FARGO, N.D. – The U.S. Department of Energy’s (DOE) Argonne National Laboratory, the University of North Dakota (UND) and North Dakota State University (NDSU) announced today that they are developing a regional partnership to explore complementary scientific research efforts.
The partnership will allow the three organizations to conduct more joint research in the areas of high-performance computing, nano science, national security, energy and environmental science. UND, NDSU and Argonne, a multi-purpose scientific laboratory located outside of Chicago, have had ongoing discussions about joint research opportunities for three years and are now exploring ways to expand collaboration.
“This is a true testament to the success of the Red River Valley Research Corridor (RRVRC),” Sen. Byron Dorgan, D-N.D, said. “Our nation’s Department of Energy national labs are hotbeds of technological development and research, and Argonne wants to build on the innovation happening here in North Dakota with a partnership that will allow them to work together on the greatest energy challenges facing the nation. This is an exciting day for the research corridor, one that will lead to a growth in our research industry and attract new, high-paying jobs to the state.”
The RRVRC is a corridor along the Red River of the North that is anchored by UND and NDSU. It was established in 2002 by Dorgan in an effort to bring research dollars to North Dakota.
The formalization of this partnership will enable Argonne, UND, and NDSU to engage in basic research projects that require a long-term commitment and will enhance each organization’s efforts to develop technologies that will address the nation’s energy and environmental challenges.
UND and NDSU scientists have already accessed Argonne’s Advanced Photon Source and the Center for Nanoscale Materials, two world-class scientific user facilities located at the laboratory. Other opportunities exist to perform research at the Argonne Leadership Computing Facility, which houses one of the world’s fastest public computers for scientific study, and initiate collaborative research projects.

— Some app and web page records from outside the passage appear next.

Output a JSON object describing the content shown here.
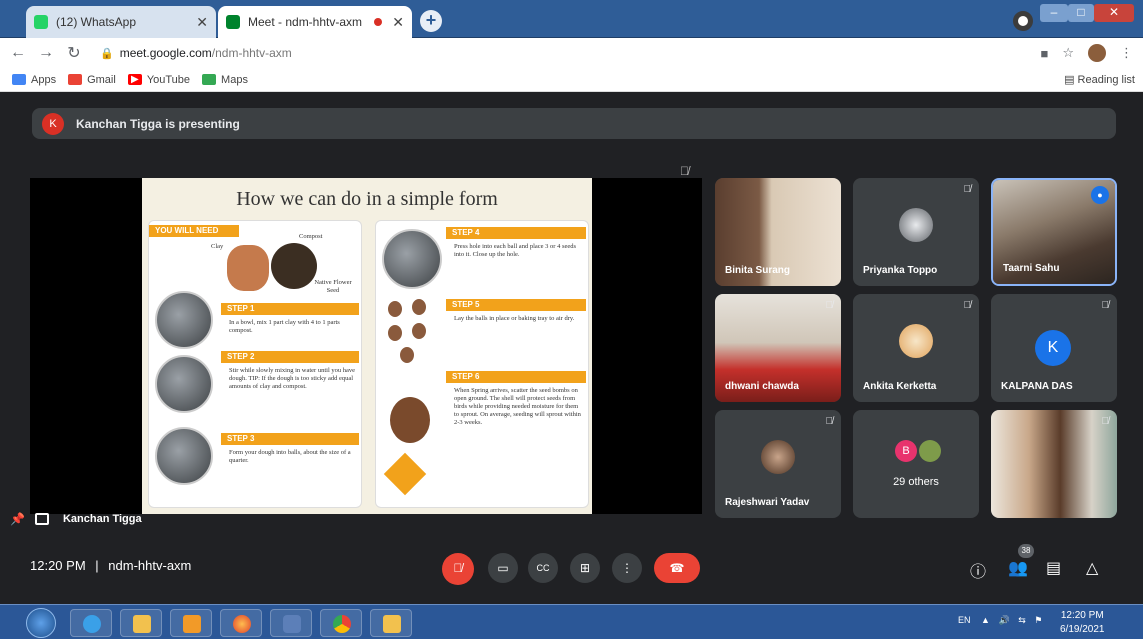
{
  "browser": {
    "tabs": [
      {
        "title": "(12) WhatsApp",
        "favicon_color": "#25d366"
      },
      {
        "title": "Meet - ndm-hhtv-axm",
        "favicon_color": "#00832d"
      }
    ],
    "url_host": "meet.google.com",
    "url_path": "/ndm-hhtv-axm",
    "bookmarks": [
      {
        "label": "Apps",
        "color": "#4285f4"
      },
      {
        "label": "Gmail",
        "color": "#ea4335"
      },
      {
        "label": "YouTube",
        "color": "#ff0000"
      },
      {
        "label": "Maps",
        "color": "#34a853"
      }
    ],
    "reading_list": "Reading list"
  },
  "meet": {
    "banner": "Kanchan Tigga is presenting",
    "presenter_initial": "K",
    "presenter_name": "Kanchan Tigga",
    "slide": {
      "title": "How we can do in a simple form",
      "you_will_need": "YOU WILL NEED",
      "ingredients": [
        "Clay",
        "Compost",
        "Native Flower Seed"
      ],
      "steps": [
        {
          "label": "STEP 1",
          "text": "In a bowl, mix 1 part clay with 4 to 1 parts compost."
        },
        {
          "label": "STEP 2",
          "text": "Stir while slowly mixing in water until you have dough. TIP: If the dough is too sticky add equal amounts of clay and compost."
        },
        {
          "label": "STEP 3",
          "text": "Form your dough into balls, about the size of a quarter."
        },
        {
          "label": "STEP 4",
          "text": "Press hole into each ball and place 3 or 4 seeds into it. Close up the hole."
        },
        {
          "label": "STEP 5",
          "text": "Lay the balls in place or baking tray to air dry."
        },
        {
          "label": "STEP 6",
          "text": "When Spring arrives, scatter the seed bombs on open ground. The shell will protect seeds from birds while providing needed moisture for them to sprout. On average, seeding will sprout within 2-3 weeks."
        }
      ]
    },
    "participants": [
      {
        "name": "Binita Surang"
      },
      {
        "name": "Priyanka Toppo"
      },
      {
        "name": "Taarni Sahu"
      },
      {
        "name": "dhwani chawda"
      },
      {
        "name": "Ankita Kerketta"
      },
      {
        "name": "KALPANA DAS",
        "initial": "K"
      },
      {
        "name": "Rajeshwari Yadav"
      },
      {
        "name": "29 others",
        "initial": "B"
      }
    ],
    "time": "12:20 PM",
    "separator": "|",
    "meeting_code": "ndm-hhtv-axm",
    "people_count": "38",
    "controls": {
      "cc": "CC"
    }
  },
  "taskbar": {
    "lang": "EN",
    "time": "12:20 PM",
    "date": "6/19/2021"
  },
  "colors": {
    "accent_red": "#ea4335",
    "accent_blue": "#1a73e8",
    "slide_orange": "#f2a21b"
  }
}
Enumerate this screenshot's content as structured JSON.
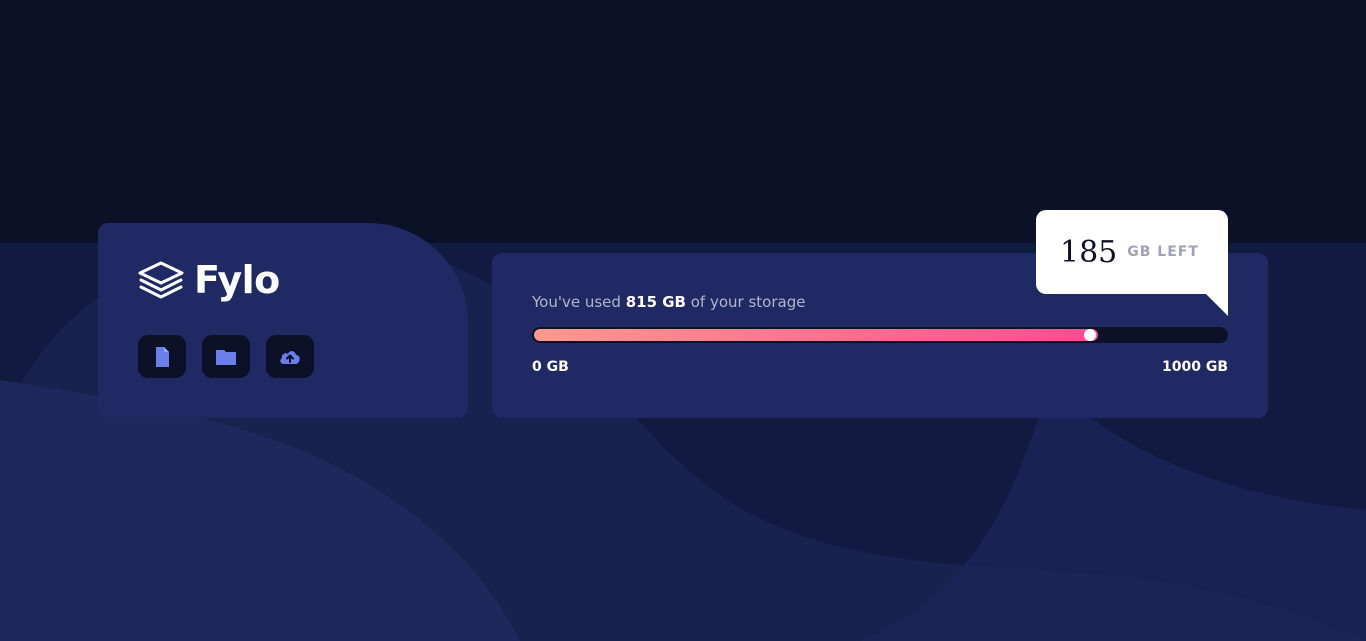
{
  "brand": {
    "name": "Fylo"
  },
  "toolbar": {
    "buttons": [
      {
        "icon": "document-icon"
      },
      {
        "icon": "folder-icon"
      },
      {
        "icon": "cloud-upload-icon"
      }
    ]
  },
  "storage": {
    "prefix": "You've used ",
    "used": "815 GB",
    "suffix": " of your storage",
    "min_label": "0 GB",
    "max_label": "1000 GB",
    "used_fraction": 0.815,
    "remaining": "185",
    "remaining_unit": "GB LEFT"
  },
  "colors": {
    "background": "#0d1127",
    "card": "#1f2a64",
    "icon": "#6b7fe8",
    "gradient_start": "#fd9a8e",
    "gradient_end": "#fd4c92"
  }
}
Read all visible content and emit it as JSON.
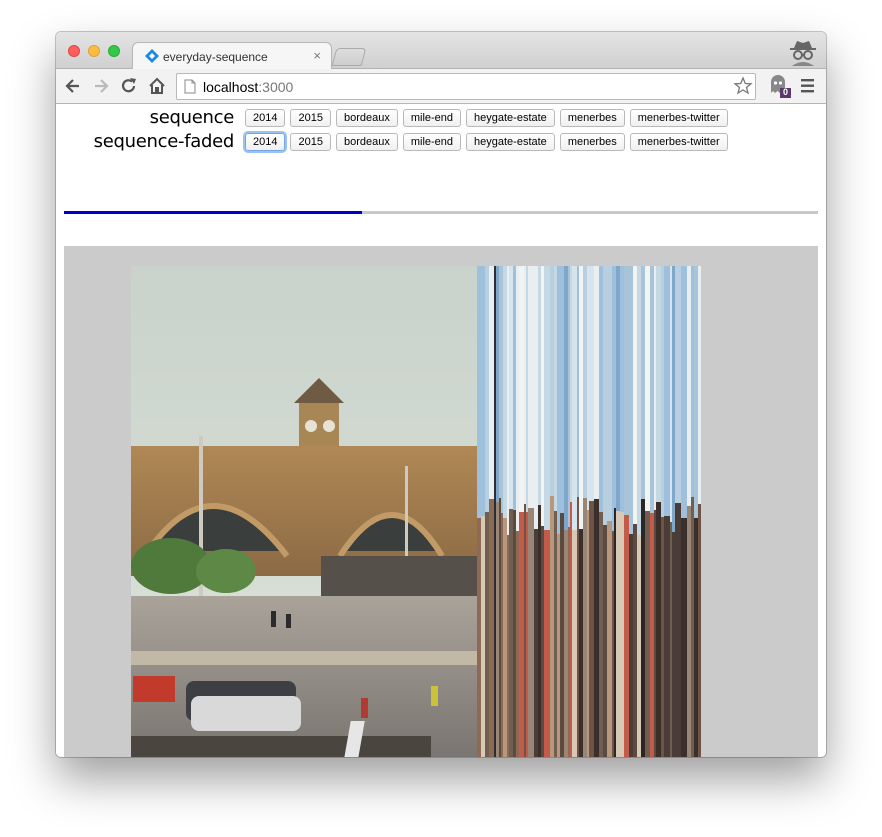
{
  "browser": {
    "tab_title": "everyday-sequence",
    "tab_close": "×",
    "url_host": "localhost",
    "url_port": ":3000",
    "extension_badge": "0",
    "icons": [
      "back-arrow-icon",
      "forward-arrow-icon",
      "reload-icon",
      "home-icon",
      "page-icon",
      "star-icon",
      "ghost-extension-icon",
      "menu-icon",
      "incognito-icon"
    ]
  },
  "page": {
    "rows": [
      {
        "label": "sequence",
        "buttons": [
          "2014",
          "2015",
          "bordeaux",
          "mile-end",
          "heygate-estate",
          "menerbes",
          "menerbes-twitter"
        ]
      },
      {
        "label": "sequence-faded",
        "buttons": [
          "2014",
          "2015",
          "bordeaux",
          "mile-end",
          "heygate-estate",
          "menerbes",
          "menerbes-twitter"
        ]
      }
    ],
    "focused_button": "sequence-faded 2014",
    "progress": 0.395,
    "colors": {
      "progress_fill": "#0000cc",
      "progress_track": "#c8c8c8",
      "viewer_bg": "#cbcbcb"
    }
  }
}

“This three-party partnership will support President Obama’s plan to reinvigorate the American scientific enterprise,” Argonne director Eric Isaacs said. “It will open the door to university faculty exchanges and expand the educational opportunities for UND and NDSU students by means of internships. Argonne runs very robust graduate and undergraduate research programs that pair some of the world’s brightest scientists with students, who assist in research to solve real world challenges.”